Since it was passed amid deadly protests in September 2015, Nepal’s new constitution has deepened ethnic, social and political fractures. The country’s national parties and protesting groups need to find ways to address constitutional disagreements and underlying disputes. There is a clear risk of escalating violence unless all sides understand that without compromise and good faith Nepal faces an existential threat.
Nepal’s major political parties must urgently agree on a roadmap to negotiate on federalism and write the new constitution, whether by holding elections to a new Constituent Assembly or reviving the previous body.
With the future of the Maoist combatants finally settled, Nepal’s peace process has gained momentum after a long stalemate, but challenges remain, particularly the design of a new federal state and evolving coalition and factional dynamics of the parties.
Nepal’s Maoist combatants urgently need to be integrated into the national security forces and rehabilitated or retired to consolidate the peace process.
The parties to Nepal’s fitful peace process have less than eight weeks to agree on integration of Maoist combatants and federalism before the term of the Constituent Assembly elected to draft a new constitution expires.
Federal restructuring of the state has emerged as an important commitment in Nepal’s constitutional process.

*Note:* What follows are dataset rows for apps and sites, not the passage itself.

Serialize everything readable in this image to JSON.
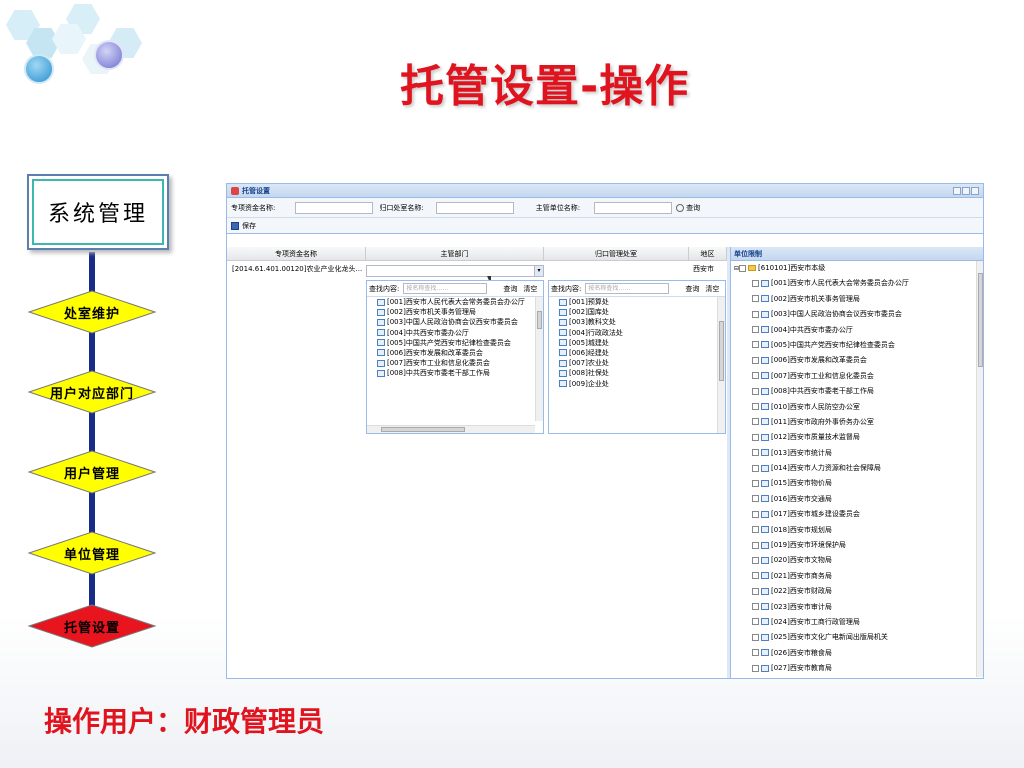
{
  "slide": {
    "title": "托管设置-操作",
    "sys_box": "系统管理",
    "nav_items": [
      "处室维护",
      "用户对应部门",
      "用户管理",
      "单位管理",
      "托管设置"
    ],
    "nav_active_index": 4,
    "footer_label": "操作用户：",
    "footer_value": "财政管理员"
  },
  "colors": {
    "title_red": "#e0141e",
    "diamond_yellow": "#ffff00",
    "diamond_active": "#e8141e",
    "line_blue": "#1a2c8a",
    "ext_blue": "#99bbe8"
  },
  "app": {
    "window_title": "托管设置",
    "filters": {
      "fund_name_label": "专项资金名称:",
      "office_label": "归口处室名称:",
      "unit_label": "主管单位名称:",
      "search_label": "查询"
    },
    "toolbar": {
      "save_label": "保存"
    },
    "grid": {
      "columns": [
        "专项资金名称",
        "主管部门",
        "归口管理处室",
        "地区"
      ],
      "row": {
        "fund": "[2014.61.401.00120]农业产业化龙头...",
        "region": "西安市"
      }
    },
    "dropdown_left": {
      "search_label": "查找内容:",
      "placeholder": "按名称查找……",
      "query_btn": "查询",
      "clear_btn": "清空",
      "items": [
        "[001]西安市人民代表大会常务委员会办公厅",
        "[002]西安市机关事务管理局",
        "[003]中国人民政治协商会议西安市委员会",
        "[004]中共西安市委办公厅",
        "[005]中国共产党西安市纪律检查委员会",
        "[006]西安市发展和改革委员会",
        "[007]西安市工业和信息化委员会",
        "[008]中共西安市委老干部工作局"
      ]
    },
    "dropdown_right": {
      "search_label": "查找内容:",
      "placeholder": "按名称查找……",
      "query_btn": "查询",
      "clear_btn": "清空",
      "items": [
        "[001]预算处",
        "[002]国库处",
        "[003]教科文处",
        "[004]行政政法处",
        "[005]城建处",
        "[006]经建处",
        "[007]农业处",
        "[008]社保处",
        "[009]企业处"
      ]
    },
    "tree": {
      "header": "单位限制",
      "root": "[610101]西安市本级",
      "items": [
        "[001]西安市人民代表大会常务委员会办公厅",
        "[002]西安市机关事务管理局",
        "[003]中国人民政治协商会议西安市委员会",
        "[004]中共西安市委办公厅",
        "[005]中国共产党西安市纪律检查委员会",
        "[006]西安市发展和改革委员会",
        "[007]西安市工业和信息化委员会",
        "[008]中共西安市委老干部工作局",
        "[010]西安市人民防空办公室",
        "[011]西安市政府外事侨务办公室",
        "[012]西安市质量技术监督局",
        "[013]西安市统计局",
        "[014]西安市人力资源和社会保障局",
        "[015]西安市物价局",
        "[016]西安市交通局",
        "[017]西安市城乡建设委员会",
        "[018]西安市规划局",
        "[019]西安市环境保护局",
        "[020]西安市文物局",
        "[021]西安市商务局",
        "[022]西安市财政局",
        "[023]西安市审计局",
        "[024]西安市工商行政管理局",
        "[025]西安市文化广电新闻出版局机关",
        "[026]西安市粮食局",
        "[027]西安市教育局"
      ]
    }
  }
}
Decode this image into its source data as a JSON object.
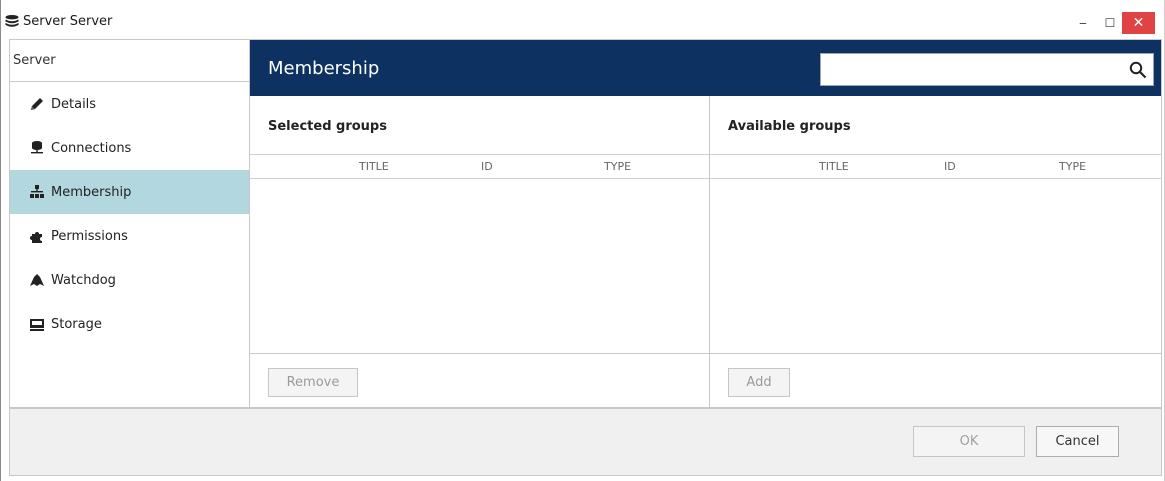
{
  "window": {
    "title": "Server Server",
    "minimize_glyph": "‒",
    "maximize_glyph": "☐",
    "close_glyph": "✕",
    "close_color": "#e04343"
  },
  "sidebar": {
    "header": "Server",
    "items": [
      {
        "label": "Details",
        "icon": "pencil-icon",
        "active": false
      },
      {
        "label": "Connections",
        "icon": "network-icon",
        "active": false
      },
      {
        "label": "Membership",
        "icon": "hierarchy-icon",
        "active": true
      },
      {
        "label": "Permissions",
        "icon": "puzzle-icon",
        "active": false
      },
      {
        "label": "Watchdog",
        "icon": "dog-icon",
        "active": false
      },
      {
        "label": "Storage",
        "icon": "drive-icon",
        "active": false
      }
    ],
    "active_color": "#b3d7df"
  },
  "main": {
    "title": "Membership",
    "header_color": "#0d3161",
    "search": {
      "value": "",
      "placeholder": ""
    },
    "selected_groups": {
      "title": "Selected groups",
      "columns": [
        "TITLE",
        "ID",
        "TYPE"
      ],
      "rows": [],
      "button_label": "Remove"
    },
    "available_groups": {
      "title": "Available groups",
      "columns": [
        "TITLE",
        "ID",
        "TYPE"
      ],
      "rows": [],
      "button_label": "Add"
    }
  },
  "footer": {
    "ok_label": "OK",
    "cancel_label": "Cancel"
  }
}
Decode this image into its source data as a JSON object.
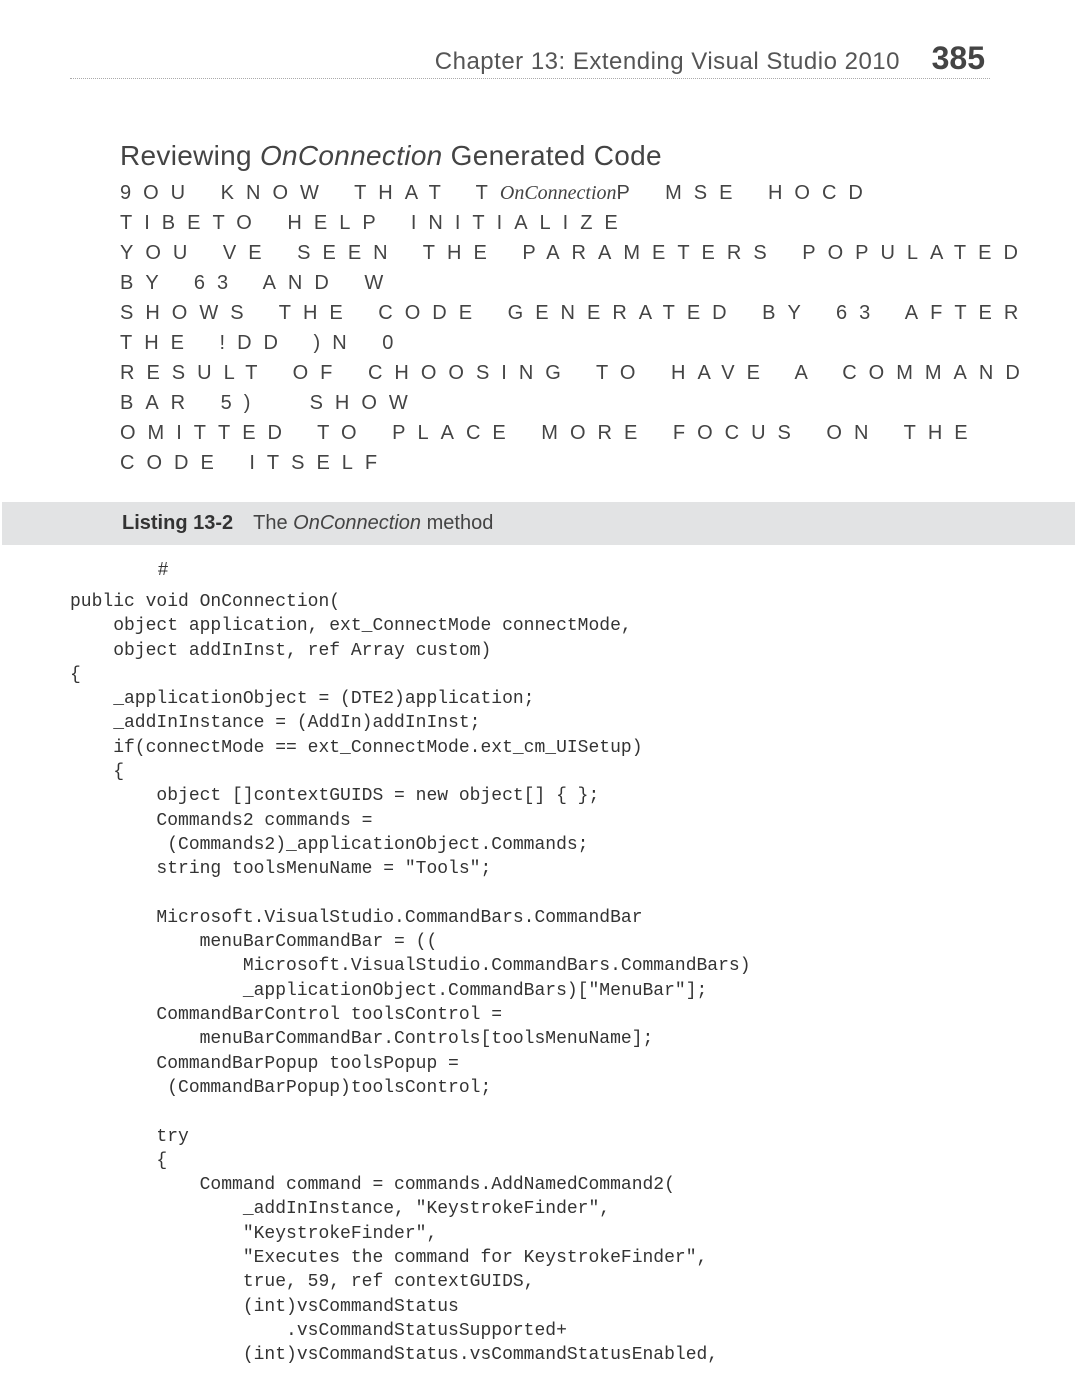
{
  "header": {
    "chapter": "Chapter 13:   Extending Visual Studio 2010",
    "page": "385"
  },
  "section": {
    "heading_prefix": "Reviewing ",
    "heading_italic": "OnConnection",
    "heading_suffix": " Generated Code",
    "para_line1a": "9OU KNOW THAT T",
    "para_line1_italic": "OnConnection",
    "para_line1b": "P MSE HOCD TIBETO HELP INITIALIZE",
    "para_line2": "YOU VE SEEN THE PARAMETERS POPULATED BY 63 AND W",
    "para_line3": "SHOWS THE CODE GENERATED BY 63 AFTER THE !DD )N 0",
    "para_line4": "RESULT OF CHOOSING TO HAVE A COMMAND BAR 5)  SHOW",
    "para_line5": "OMITTED TO PLACE MORE FOCUS ON THE CODE ITSELF"
  },
  "listing": {
    "label": "Listing 13-2",
    "title_prefix": "The ",
    "title_italic": "OnConnection",
    "title_suffix": " method"
  },
  "code": {
    "lang": "#",
    "body": "public void OnConnection(\n    object application, ext_ConnectMode connectMode,\n    object addInInst, ref Array custom)\n{\n    _applicationObject = (DTE2)application;\n    _addInInstance = (AddIn)addInInst;\n    if(connectMode == ext_ConnectMode.ext_cm_UISetup)\n    {\n        object []contextGUIDS = new object[] { };\n        Commands2 commands =\n         (Commands2)_applicationObject.Commands;\n        string toolsMenuName = \"Tools\";\n\n        Microsoft.VisualStudio.CommandBars.CommandBar\n            menuBarCommandBar = ((\n                Microsoft.VisualStudio.CommandBars.CommandBars)\n                _applicationObject.CommandBars)[\"MenuBar\"];\n        CommandBarControl toolsControl =\n            menuBarCommandBar.Controls[toolsMenuName];\n        CommandBarPopup toolsPopup =\n         (CommandBarPopup)toolsControl;\n\n        try\n        {\n            Command command = commands.AddNamedCommand2(\n                _addInInstance, \"KeystrokeFinder\",\n                \"KeystrokeFinder\",\n                \"Executes the command for KeystrokeFinder\",\n                true, 59, ref contextGUIDS,\n                (int)vsCommandStatus\n                    .vsCommandStatusSupported+\n                (int)vsCommandStatus.vsCommandStatusEnabled,"
  }
}
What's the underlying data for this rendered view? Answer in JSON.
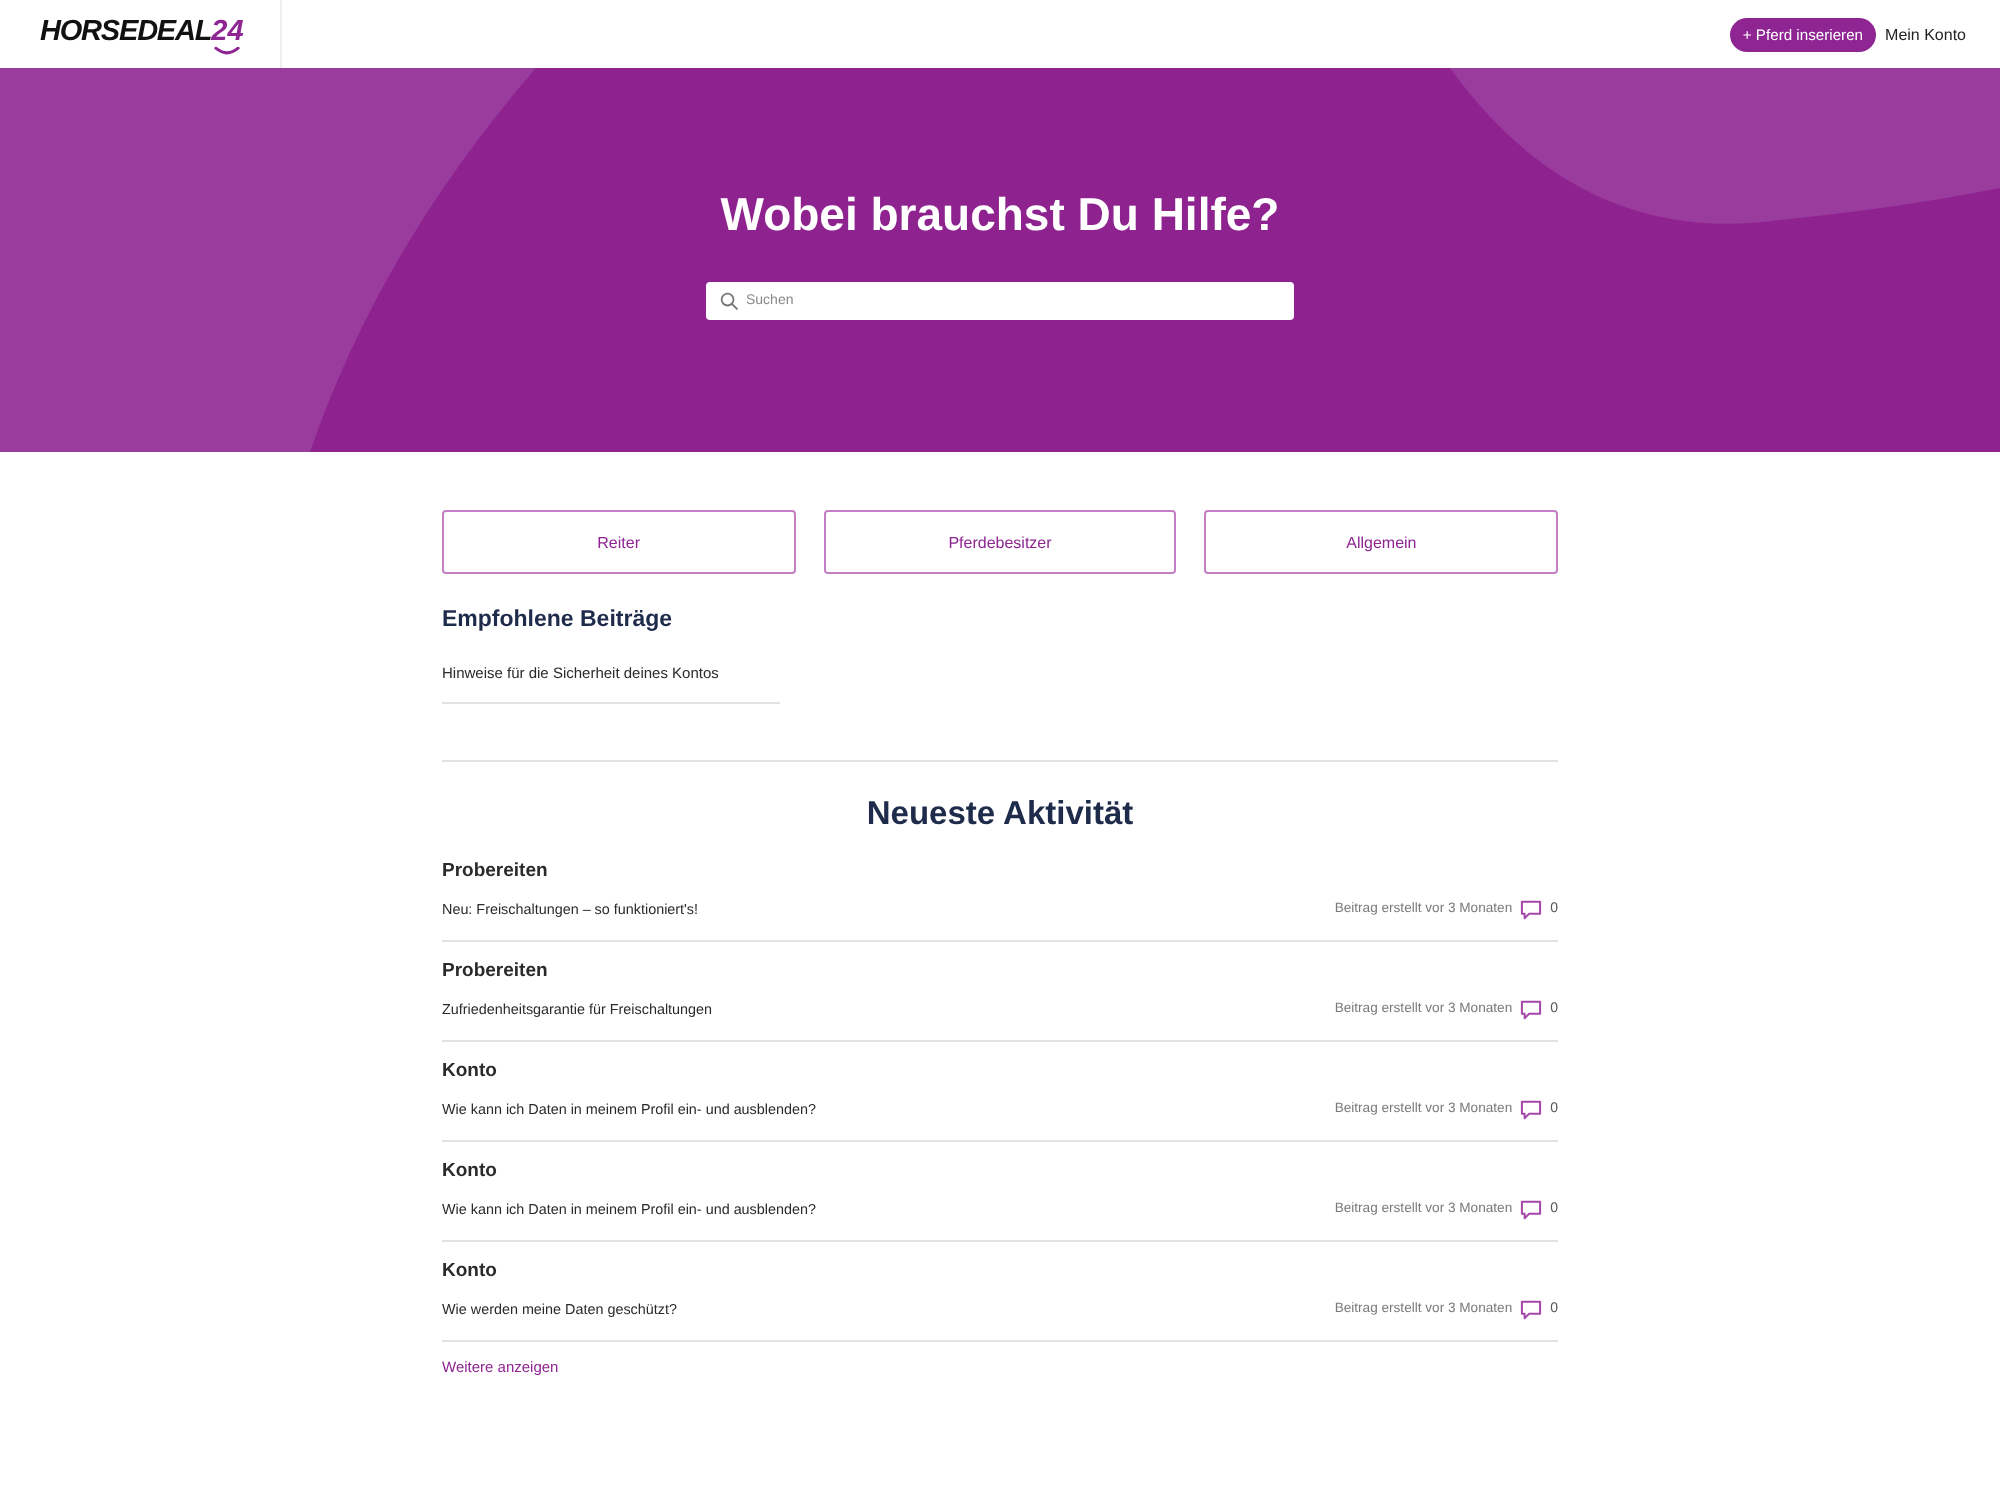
{
  "header": {
    "logo": {
      "name": "HORSEDEAL",
      "number": "24"
    },
    "cta_button": "+ Pferd inserieren",
    "account_link": "Mein Konto"
  },
  "hero": {
    "title": "Wobei brauchst Du Hilfe?",
    "search": {
      "placeholder": "Suchen"
    }
  },
  "categories": [
    "Reiter",
    "Pferdebesitzer",
    "Allgemein"
  ],
  "featured": {
    "heading": "Empfohlene Beiträge",
    "articles": [
      "Hinweise für die Sicherheit deines Kontos"
    ]
  },
  "activity": {
    "heading": "Neueste Aktivität",
    "posts": [
      {
        "category": "Probereiten",
        "title": "Neu: Freischaltungen – so funktioniert's!",
        "meta": "Beitrag erstellt vor 3 Monaten",
        "comments": "0"
      },
      {
        "category": "Probereiten",
        "title": "Zufriedenheitsgarantie für Freischaltungen",
        "meta": "Beitrag erstellt vor 3 Monaten",
        "comments": "0"
      },
      {
        "category": "Konto",
        "title": "Wie kann ich Daten in meinem Profil ein- und ausblenden?",
        "meta": "Beitrag erstellt vor 3 Monaten",
        "comments": "0"
      },
      {
        "category": "Konto",
        "title": "Wie kann ich Daten in meinem Profil ein- und ausblenden?",
        "meta": "Beitrag erstellt vor 3 Monaten",
        "comments": "0"
      },
      {
        "category": "Konto",
        "title": "Wie werden meine Daten geschützt?",
        "meta": "Beitrag erstellt vor 3 Monaten",
        "comments": "0"
      }
    ],
    "more_link": "Weitere anzeigen"
  }
}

If the constitution is not promulgated in time or a decision on federalism is deferred, serious unrest could follow.
Nepal is experiencing neither revolution, nor anarchy, nor chaos. It is in the midst of a complex rite of passage.
Nepal’s peace process is undermined by the failure to address the systematic crimes committed during the country’s conflict.
Nepal’s peace process is in danger of collapse. The fall of the Maoist-led government, a mess largely of the Maoists’ own making, was a symptom of the deeper malaise underlying the political settlement.